#### PROBLEM:
Let your answer be the line containing "What's the underlying" and every line below it to the end of the records, copied exactly.

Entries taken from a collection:
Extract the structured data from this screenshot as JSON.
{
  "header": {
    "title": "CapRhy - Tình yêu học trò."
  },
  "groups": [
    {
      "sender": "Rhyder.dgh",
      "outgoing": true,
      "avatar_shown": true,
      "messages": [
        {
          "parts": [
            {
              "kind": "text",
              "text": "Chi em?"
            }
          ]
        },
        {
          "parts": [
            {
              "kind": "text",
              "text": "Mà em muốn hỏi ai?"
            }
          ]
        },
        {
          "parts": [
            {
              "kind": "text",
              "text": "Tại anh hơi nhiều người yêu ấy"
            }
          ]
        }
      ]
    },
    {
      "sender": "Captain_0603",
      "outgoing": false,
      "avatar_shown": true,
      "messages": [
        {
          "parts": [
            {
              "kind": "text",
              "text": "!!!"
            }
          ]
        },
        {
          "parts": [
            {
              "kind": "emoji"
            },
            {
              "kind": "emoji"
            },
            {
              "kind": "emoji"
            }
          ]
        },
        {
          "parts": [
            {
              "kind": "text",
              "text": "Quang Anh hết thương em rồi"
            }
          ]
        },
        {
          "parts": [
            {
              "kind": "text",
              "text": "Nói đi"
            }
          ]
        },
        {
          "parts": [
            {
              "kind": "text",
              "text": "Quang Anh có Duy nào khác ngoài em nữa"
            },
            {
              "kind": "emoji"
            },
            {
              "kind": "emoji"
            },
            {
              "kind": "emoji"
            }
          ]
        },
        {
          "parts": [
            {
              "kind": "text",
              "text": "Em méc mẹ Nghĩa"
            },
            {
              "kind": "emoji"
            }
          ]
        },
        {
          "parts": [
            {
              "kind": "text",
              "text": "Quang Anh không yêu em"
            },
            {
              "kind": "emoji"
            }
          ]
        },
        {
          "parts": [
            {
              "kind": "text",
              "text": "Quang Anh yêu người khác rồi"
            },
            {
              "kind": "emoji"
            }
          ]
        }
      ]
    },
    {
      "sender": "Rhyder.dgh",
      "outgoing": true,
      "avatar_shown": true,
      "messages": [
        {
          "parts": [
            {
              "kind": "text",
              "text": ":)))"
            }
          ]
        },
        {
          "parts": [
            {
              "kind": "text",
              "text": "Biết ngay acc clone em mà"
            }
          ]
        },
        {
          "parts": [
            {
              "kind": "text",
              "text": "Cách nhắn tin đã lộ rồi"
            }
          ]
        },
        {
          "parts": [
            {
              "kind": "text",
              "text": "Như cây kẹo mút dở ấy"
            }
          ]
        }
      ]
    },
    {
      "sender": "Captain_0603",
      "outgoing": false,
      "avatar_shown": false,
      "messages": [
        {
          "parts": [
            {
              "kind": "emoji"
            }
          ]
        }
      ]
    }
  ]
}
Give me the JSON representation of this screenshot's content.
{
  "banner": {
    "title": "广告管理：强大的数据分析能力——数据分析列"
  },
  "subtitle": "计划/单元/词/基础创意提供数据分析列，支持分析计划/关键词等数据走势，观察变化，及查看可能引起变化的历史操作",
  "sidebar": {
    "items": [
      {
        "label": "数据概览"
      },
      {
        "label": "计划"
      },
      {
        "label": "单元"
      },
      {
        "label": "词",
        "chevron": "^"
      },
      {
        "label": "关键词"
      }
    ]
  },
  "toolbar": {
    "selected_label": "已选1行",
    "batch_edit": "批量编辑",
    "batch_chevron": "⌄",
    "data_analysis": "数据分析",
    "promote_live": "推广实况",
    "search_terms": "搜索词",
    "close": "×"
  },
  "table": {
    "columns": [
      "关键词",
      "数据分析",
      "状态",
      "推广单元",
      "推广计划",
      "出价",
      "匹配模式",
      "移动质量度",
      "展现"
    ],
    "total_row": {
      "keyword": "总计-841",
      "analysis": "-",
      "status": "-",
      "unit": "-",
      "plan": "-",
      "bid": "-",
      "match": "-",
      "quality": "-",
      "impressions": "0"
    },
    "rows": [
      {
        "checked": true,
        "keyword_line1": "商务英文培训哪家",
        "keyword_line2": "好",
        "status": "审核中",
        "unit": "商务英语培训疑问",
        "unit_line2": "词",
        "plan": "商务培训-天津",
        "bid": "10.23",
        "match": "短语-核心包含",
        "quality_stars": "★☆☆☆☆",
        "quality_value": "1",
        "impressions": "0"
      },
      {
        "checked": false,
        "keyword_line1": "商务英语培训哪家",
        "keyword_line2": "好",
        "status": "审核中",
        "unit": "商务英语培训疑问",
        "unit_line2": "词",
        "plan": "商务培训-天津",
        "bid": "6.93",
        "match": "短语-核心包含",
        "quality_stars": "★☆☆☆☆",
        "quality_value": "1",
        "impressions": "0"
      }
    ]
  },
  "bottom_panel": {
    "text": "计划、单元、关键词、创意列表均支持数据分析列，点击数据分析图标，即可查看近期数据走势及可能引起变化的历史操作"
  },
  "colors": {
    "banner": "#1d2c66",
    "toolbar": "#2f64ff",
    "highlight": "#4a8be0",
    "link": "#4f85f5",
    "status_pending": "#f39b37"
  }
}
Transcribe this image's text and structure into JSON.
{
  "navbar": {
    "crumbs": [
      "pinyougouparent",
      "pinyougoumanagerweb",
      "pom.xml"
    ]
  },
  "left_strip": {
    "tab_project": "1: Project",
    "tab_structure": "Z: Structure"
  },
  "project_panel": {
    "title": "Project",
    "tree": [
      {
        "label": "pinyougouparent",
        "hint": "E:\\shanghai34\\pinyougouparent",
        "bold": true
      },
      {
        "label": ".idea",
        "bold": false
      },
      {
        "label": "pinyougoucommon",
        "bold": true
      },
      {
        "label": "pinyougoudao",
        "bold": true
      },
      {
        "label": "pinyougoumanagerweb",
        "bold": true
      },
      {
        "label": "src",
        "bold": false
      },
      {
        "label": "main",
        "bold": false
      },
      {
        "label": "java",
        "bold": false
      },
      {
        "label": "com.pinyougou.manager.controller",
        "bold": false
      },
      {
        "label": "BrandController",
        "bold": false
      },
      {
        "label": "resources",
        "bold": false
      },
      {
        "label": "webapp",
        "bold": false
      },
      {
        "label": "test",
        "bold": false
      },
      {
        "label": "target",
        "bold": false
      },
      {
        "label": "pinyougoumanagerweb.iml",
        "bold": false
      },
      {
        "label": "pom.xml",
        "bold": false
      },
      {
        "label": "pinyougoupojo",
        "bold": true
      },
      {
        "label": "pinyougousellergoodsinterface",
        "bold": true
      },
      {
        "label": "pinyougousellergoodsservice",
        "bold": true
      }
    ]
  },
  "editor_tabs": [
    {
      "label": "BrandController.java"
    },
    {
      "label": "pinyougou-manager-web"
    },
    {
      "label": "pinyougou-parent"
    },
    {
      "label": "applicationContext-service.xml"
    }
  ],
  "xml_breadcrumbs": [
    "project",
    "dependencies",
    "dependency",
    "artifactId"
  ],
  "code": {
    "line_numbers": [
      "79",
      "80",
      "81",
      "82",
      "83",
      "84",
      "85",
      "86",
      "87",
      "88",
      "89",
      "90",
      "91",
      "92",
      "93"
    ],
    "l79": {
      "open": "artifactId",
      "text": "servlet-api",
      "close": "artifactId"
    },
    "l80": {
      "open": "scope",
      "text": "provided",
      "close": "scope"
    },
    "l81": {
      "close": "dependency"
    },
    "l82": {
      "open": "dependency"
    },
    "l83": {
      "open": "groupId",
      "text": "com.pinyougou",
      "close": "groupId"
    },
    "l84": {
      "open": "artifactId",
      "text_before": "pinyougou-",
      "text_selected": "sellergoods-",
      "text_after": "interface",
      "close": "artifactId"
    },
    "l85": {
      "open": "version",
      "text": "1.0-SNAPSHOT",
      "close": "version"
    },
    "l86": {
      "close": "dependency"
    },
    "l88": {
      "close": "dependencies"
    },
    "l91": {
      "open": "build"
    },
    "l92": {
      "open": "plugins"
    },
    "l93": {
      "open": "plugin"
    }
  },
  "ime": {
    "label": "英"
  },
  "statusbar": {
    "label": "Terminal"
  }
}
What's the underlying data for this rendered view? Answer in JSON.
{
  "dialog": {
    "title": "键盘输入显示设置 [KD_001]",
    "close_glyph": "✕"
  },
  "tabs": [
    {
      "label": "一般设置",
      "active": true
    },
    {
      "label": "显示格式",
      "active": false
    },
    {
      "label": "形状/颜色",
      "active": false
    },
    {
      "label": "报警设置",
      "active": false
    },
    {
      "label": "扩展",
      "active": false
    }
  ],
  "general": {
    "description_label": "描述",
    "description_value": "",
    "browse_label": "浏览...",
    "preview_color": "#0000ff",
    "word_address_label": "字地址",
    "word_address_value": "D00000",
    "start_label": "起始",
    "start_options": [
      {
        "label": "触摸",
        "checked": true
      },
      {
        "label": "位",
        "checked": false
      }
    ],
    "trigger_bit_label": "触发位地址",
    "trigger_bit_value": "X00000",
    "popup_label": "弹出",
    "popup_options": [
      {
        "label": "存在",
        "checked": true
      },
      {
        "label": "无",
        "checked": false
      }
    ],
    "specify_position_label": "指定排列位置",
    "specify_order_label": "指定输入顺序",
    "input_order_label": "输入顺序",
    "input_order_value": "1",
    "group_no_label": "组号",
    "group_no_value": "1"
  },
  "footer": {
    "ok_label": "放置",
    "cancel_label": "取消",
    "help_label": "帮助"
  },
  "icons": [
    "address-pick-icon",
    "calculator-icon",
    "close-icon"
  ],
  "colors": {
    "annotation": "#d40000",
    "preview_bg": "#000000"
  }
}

#### SOLUTION:
What's the underlying data for this rendered view? Answer in JSON.
{
  "dialog": {
    "title": "键盘输入显示设置 [KD_001]",
    "close_glyph": "✕"
  },
  "tabs": [
    {
      "label": "一般设置",
      "active": true
    },
    {
      "label": "显示格式",
      "active": false
    },
    {
      "label": "形状/颜色",
      "active": false
    },
    {
      "label": "报警设置",
      "active": false
    },
    {
      "label": "扩展",
      "active": false
    }
  ],
  "general": {
    "description_label": "描述",
    "description_value": "",
    "browse_label": "浏览...",
    "preview_color": "#0000ff",
    "word_address_label": "字地址",
    "word_address_value": "D00000",
    "start_label": "起始",
    "start_options": [
      {
        "label": "触摸",
        "checked": true
      },
      {
        "label": "位",
        "checked": false
      }
    ],
    "trigger_bit_label": "触发位地址",
    "trigger_bit_value": "X00000",
    "popup_label": "弹出",
    "popup_options": [
      {
        "label": "存在",
        "checked": true
      },
      {
        "label": "无",
        "checked": false
      }
    ],
    "specify_position_label": "指定排列位置",
    "specify_order_label": "指定输入顺序",
    "input_order_label": "输入顺序",
    "input_order_value": "1",
    "group_no_label": "组号",
    "group_no_value": "1"
  },
  "footer": {
    "ok_label": "放置",
    "cancel_label": "取消",
    "help_label": "帮助"
  },
  "icons": [
    "address-pick-icon",
    "calculator-icon",
    "close-icon"
  ],
  "colors": {
    "annotation": "#d40000",
    "preview_bg": "#000000"
  }
}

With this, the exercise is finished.